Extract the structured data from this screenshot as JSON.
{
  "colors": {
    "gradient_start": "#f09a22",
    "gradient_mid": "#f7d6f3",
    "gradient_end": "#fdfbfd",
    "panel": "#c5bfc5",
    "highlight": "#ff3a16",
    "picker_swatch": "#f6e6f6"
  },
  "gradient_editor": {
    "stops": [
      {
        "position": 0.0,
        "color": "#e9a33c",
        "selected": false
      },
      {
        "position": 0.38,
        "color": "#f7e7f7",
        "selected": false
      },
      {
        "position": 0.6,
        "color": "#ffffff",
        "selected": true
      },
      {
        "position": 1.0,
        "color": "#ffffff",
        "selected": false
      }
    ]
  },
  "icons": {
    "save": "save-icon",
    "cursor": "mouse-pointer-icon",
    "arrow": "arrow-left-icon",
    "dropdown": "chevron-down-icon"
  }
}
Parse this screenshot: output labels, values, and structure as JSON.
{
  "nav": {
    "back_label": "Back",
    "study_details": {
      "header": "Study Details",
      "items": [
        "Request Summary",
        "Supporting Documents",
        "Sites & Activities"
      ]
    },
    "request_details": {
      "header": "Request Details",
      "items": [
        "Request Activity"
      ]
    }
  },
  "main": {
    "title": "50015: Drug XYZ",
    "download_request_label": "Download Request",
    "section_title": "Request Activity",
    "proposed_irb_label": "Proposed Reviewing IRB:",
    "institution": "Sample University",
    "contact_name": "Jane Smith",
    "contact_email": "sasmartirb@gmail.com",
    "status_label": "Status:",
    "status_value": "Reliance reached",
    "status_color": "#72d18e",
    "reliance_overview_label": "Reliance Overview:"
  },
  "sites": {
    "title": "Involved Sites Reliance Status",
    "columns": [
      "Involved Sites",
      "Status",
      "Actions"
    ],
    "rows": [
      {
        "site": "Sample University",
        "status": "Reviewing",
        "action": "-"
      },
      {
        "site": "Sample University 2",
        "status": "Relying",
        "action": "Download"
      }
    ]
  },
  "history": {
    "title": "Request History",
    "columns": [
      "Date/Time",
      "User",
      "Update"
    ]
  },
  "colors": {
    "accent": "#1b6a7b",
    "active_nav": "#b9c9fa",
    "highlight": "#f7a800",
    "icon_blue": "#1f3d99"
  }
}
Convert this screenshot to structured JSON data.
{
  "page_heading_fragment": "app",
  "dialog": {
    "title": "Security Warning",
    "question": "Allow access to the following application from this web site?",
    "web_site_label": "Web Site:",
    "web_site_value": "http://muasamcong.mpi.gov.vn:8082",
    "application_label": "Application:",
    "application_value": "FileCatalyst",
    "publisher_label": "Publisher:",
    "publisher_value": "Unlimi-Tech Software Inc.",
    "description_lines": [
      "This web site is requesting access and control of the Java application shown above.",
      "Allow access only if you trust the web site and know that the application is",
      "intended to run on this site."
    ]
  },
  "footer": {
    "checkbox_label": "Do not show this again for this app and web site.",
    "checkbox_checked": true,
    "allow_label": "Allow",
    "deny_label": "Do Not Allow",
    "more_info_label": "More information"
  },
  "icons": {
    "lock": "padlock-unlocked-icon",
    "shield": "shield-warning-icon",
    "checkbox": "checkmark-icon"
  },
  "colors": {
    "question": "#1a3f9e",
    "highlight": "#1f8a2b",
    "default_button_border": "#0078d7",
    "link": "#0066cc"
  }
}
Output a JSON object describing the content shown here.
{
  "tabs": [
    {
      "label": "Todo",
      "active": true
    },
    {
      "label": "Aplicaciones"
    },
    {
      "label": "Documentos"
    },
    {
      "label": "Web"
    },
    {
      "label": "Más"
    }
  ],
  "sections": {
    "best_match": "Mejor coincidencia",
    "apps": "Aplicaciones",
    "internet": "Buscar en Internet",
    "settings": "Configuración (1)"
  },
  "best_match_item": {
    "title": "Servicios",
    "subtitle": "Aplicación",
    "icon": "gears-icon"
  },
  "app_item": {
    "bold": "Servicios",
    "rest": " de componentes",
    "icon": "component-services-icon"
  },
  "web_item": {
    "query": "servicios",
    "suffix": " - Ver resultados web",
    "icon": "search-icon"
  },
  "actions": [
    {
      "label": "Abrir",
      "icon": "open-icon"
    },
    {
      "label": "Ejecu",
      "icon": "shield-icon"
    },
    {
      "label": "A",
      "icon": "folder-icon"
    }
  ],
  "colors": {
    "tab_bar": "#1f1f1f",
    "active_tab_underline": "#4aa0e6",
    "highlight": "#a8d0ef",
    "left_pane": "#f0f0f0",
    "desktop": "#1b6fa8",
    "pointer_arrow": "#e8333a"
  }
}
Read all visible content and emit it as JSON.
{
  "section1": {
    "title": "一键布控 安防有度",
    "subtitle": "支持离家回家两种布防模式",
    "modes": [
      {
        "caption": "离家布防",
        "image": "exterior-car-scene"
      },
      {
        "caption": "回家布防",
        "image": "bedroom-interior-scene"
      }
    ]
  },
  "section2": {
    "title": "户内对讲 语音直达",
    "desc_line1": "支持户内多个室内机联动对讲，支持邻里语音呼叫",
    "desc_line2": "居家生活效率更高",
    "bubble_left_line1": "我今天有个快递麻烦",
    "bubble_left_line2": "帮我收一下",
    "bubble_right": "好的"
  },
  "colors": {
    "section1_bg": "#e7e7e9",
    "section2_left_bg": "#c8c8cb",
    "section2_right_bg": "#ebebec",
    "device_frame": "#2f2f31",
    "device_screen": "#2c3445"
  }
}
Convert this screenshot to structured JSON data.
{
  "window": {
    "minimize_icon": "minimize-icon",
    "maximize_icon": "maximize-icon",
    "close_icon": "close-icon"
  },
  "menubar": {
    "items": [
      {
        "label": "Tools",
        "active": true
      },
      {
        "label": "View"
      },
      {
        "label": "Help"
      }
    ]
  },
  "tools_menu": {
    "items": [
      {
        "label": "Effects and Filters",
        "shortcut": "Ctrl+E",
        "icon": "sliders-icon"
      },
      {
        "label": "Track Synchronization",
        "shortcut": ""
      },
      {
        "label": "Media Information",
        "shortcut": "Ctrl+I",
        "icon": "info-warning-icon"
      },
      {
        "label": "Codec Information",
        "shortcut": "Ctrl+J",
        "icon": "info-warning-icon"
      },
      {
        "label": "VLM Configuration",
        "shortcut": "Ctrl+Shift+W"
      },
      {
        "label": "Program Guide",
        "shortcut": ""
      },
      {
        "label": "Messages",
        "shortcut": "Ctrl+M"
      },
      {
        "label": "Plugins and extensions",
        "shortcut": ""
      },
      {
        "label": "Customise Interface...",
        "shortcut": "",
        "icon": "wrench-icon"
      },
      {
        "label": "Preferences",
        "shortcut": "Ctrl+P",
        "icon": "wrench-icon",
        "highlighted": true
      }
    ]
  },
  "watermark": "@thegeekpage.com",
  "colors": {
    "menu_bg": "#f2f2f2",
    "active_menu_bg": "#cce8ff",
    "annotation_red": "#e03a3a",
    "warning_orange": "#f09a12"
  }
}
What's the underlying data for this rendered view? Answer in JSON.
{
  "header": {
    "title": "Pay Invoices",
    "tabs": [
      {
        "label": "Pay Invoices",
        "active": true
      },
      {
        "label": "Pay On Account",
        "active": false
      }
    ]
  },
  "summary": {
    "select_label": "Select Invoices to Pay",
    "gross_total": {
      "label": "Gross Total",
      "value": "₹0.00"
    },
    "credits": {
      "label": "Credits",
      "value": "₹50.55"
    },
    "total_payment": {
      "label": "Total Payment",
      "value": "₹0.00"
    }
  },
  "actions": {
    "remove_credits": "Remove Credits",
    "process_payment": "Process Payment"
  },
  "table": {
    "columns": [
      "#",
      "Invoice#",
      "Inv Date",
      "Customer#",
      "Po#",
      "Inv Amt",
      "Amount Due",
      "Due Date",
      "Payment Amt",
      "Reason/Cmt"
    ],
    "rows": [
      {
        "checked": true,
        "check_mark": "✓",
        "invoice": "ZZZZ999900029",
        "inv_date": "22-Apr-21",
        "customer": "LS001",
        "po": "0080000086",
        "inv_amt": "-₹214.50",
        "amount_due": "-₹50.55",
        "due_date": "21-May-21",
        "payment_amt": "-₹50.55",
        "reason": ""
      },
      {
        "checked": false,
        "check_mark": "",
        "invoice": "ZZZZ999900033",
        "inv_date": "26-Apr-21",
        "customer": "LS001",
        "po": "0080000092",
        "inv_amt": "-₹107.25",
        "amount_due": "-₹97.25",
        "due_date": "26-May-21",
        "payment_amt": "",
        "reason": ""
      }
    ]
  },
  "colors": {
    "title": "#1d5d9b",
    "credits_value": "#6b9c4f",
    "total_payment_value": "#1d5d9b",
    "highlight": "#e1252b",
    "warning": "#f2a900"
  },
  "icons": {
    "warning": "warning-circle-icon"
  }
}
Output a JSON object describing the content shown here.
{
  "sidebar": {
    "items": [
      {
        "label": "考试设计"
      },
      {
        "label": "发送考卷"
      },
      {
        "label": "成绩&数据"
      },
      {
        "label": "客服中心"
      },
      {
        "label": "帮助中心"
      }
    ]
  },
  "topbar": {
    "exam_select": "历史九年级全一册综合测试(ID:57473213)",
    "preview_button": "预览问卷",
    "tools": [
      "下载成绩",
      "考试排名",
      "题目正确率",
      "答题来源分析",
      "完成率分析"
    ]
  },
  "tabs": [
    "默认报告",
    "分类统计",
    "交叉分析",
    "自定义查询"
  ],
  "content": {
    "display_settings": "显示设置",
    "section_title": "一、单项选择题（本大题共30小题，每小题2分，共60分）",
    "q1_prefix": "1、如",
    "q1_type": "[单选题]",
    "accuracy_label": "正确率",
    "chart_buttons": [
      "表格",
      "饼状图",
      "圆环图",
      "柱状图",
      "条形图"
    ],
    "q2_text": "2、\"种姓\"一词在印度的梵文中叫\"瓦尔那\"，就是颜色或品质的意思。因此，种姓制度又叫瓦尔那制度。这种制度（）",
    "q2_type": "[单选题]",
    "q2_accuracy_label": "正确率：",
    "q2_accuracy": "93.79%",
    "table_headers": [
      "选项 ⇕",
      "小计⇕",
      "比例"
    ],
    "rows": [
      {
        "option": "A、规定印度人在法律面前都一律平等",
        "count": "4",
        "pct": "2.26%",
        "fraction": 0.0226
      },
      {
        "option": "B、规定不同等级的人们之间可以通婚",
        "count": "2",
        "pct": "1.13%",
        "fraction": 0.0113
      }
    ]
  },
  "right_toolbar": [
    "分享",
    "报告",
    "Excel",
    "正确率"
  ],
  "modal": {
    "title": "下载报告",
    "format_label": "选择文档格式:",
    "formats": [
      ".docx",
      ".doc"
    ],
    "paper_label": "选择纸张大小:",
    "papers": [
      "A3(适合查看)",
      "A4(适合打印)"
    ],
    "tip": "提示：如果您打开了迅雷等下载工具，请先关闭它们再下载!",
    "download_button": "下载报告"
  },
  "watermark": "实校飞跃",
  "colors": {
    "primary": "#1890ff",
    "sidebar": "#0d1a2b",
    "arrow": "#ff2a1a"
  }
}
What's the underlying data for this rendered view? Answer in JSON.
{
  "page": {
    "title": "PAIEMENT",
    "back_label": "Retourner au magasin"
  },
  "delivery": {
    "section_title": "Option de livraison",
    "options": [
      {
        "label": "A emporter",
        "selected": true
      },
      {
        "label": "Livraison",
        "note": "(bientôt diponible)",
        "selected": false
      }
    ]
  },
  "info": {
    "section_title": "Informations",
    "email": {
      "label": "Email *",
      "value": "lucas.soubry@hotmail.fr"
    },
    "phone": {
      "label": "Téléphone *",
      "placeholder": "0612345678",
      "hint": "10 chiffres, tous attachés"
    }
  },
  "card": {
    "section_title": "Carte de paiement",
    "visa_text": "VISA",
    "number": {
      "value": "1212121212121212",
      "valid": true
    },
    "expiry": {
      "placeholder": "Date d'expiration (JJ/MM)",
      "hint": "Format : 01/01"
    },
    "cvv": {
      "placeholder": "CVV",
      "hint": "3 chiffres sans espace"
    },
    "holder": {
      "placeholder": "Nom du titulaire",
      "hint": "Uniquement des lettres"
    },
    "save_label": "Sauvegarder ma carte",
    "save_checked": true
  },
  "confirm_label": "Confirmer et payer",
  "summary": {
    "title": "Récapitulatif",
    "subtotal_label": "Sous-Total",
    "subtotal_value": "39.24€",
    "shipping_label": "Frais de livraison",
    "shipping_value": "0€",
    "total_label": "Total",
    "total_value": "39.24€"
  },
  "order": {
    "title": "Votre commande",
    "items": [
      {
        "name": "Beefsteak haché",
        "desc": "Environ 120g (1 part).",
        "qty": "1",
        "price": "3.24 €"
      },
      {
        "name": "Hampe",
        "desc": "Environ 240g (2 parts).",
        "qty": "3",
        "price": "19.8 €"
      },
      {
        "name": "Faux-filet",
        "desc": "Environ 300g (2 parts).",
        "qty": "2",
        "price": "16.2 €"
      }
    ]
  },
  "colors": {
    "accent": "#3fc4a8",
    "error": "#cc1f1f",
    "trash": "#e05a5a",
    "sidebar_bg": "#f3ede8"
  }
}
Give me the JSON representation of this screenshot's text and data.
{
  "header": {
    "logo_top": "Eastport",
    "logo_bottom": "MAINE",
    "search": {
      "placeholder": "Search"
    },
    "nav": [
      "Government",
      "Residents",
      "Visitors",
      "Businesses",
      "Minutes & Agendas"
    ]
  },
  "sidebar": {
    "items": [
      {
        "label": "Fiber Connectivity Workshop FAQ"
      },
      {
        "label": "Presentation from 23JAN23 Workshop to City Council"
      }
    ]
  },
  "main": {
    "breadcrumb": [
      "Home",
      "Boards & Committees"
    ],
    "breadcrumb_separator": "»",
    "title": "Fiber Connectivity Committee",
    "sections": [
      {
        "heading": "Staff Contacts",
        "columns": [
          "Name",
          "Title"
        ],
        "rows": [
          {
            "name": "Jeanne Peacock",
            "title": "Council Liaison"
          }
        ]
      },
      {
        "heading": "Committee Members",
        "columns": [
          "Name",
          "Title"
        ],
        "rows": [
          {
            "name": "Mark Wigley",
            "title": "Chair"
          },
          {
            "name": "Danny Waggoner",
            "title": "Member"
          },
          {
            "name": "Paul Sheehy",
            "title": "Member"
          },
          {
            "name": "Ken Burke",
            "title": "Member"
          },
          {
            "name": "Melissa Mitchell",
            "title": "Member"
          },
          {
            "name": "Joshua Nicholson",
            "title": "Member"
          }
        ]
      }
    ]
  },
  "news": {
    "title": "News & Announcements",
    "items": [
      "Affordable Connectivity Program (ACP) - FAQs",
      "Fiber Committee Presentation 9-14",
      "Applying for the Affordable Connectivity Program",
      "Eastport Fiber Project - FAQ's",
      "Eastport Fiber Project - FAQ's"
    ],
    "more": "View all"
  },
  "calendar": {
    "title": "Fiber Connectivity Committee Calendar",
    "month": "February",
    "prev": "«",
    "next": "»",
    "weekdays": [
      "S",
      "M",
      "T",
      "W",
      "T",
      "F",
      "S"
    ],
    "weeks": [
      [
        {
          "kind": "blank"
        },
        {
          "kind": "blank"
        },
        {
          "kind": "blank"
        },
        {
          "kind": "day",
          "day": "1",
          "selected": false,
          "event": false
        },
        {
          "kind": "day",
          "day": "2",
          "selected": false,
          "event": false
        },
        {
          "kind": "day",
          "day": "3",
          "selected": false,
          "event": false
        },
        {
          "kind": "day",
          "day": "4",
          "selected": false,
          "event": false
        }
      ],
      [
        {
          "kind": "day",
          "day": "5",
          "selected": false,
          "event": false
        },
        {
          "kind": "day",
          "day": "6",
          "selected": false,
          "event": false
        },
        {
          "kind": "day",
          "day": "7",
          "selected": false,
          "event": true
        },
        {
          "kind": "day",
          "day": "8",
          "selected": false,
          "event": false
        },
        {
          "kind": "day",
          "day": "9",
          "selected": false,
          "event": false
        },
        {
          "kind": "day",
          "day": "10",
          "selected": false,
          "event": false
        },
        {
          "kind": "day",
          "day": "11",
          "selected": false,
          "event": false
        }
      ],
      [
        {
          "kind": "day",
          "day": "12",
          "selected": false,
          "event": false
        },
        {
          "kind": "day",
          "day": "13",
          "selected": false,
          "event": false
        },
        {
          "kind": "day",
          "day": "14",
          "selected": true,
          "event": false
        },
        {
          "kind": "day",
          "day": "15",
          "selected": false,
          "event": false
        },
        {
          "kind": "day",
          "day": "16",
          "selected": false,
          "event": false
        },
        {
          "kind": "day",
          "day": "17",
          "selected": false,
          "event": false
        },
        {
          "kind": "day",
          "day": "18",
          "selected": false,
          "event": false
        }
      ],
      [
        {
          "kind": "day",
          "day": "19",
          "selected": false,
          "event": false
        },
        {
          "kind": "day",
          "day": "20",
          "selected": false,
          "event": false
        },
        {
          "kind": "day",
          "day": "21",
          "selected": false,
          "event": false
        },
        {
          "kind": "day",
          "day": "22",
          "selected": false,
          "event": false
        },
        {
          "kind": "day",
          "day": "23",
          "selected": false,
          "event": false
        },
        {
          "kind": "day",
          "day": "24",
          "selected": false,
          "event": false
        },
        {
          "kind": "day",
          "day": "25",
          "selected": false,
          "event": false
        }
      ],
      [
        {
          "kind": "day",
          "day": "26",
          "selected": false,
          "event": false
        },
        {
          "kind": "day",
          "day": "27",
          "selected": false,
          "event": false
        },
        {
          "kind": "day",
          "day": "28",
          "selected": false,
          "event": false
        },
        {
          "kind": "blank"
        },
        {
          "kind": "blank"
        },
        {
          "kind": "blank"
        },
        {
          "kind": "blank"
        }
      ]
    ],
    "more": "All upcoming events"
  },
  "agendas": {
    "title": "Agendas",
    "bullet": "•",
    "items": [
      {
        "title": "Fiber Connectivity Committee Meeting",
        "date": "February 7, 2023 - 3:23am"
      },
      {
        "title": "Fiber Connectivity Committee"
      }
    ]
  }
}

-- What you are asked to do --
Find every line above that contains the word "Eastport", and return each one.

-- Reply --
    "logo_top": "Eastport",
      "Eastport Fiber Project - FAQ's",
      "Eastport Fiber Project - FAQ's"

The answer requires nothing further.